Given the use of presumptions in the treatment of evidence, we again began with a definitional question – what is a presumption and proposed a working definition: “use of a presumption means that a fact is supported by general practices and circumstances beyond the specific project at issue in the dispute.” (§ 13(2)) We divided presumptions into legal and judicial presumptions and set out how each in turn can be proved in an investor-state proceeding. We finally catalogued the presumptions that have been applied so far in the jurisprudence, distinguishing between jurisdictional presumptions (§17), merits presumptions (§18), and remedies presumptions (§19).
Our analysis then led us to the related question of decision by the drawing of an inference. We again begin with a working definition: “an inference is a conclusion made in the absence of sufficient direct or indirect probative evidence that as a matter of plausibility, a fact nevertheless must have occurred or circumstance must be the case in light of other relevant record evidence and party conduct in the arbitral proceedings.” (§26(2)). Our work sought to outline the factors relevant to the drawing of inferences from the arbitral jurisprudence and identified five record factors (§28) and five factors relying upon misconduct of the parties to an arbitral proceeding (§29).

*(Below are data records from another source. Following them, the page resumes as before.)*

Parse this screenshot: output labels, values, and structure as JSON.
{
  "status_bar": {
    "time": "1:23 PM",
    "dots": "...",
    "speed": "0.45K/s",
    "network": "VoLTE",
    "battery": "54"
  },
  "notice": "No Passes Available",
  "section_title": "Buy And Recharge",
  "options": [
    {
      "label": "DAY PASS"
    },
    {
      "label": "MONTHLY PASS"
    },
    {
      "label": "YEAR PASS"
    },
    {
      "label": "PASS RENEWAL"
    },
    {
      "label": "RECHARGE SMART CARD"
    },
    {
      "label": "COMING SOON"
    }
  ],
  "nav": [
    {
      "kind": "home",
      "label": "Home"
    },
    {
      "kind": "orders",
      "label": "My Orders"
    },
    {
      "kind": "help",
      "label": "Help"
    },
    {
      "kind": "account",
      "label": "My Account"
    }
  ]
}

This led us then to the heart of the debate about evidentiary rules in international arbitration – once we have established how tribunals make decisions, are there exclusionary rules of evidence on the basis of which a tribunal would decide not to admit certain evidence into the record even though it would otherwise be important to its fact finding mission? The jurisprudence again supported a rich understanding of such exclusionary rules beginning with some five reasonably well-defined privileges and setting out how such a privilege would have to be proved and by whom (§§33-40), as well as how such a privilege might be lost (§41). It further outlined how tribunals outlined exclusionary rules beyond the privilege context proper by looking to confidentiality (§§42-47), exclusion premised upon the protection of the right to be heard (§48), protection of the integrity of the proceedings (§49), protection of the equality of arms (§50) and exclusion on grounds of international public policy (§51). With this foundation in place, our treatment continued to address the role of documents and witnesses in investor-state proceedings. We again were able to provide a reasonably fine-grained analysis of tribunal practice amenable to restatement in the form of principles in the remaining 40 or so sections of our restatement effort.
In short, our examination of the jurisprudence confirms that investor-state arbitration follows robust rules of evidence. It can withstand the charge that as a practice, it cannot distinguish between truth and truthiness. The book thus provides additional evidence for the integrity and earnest judgment of arbitrators in the field.
[For an earlier discussion of the same topic from which some of this post has been developed, see http://arbitrationblog.kluwerarbitration.com/2017/03/16/evidence-in-investor-state-arbitration-the-need-for-action/]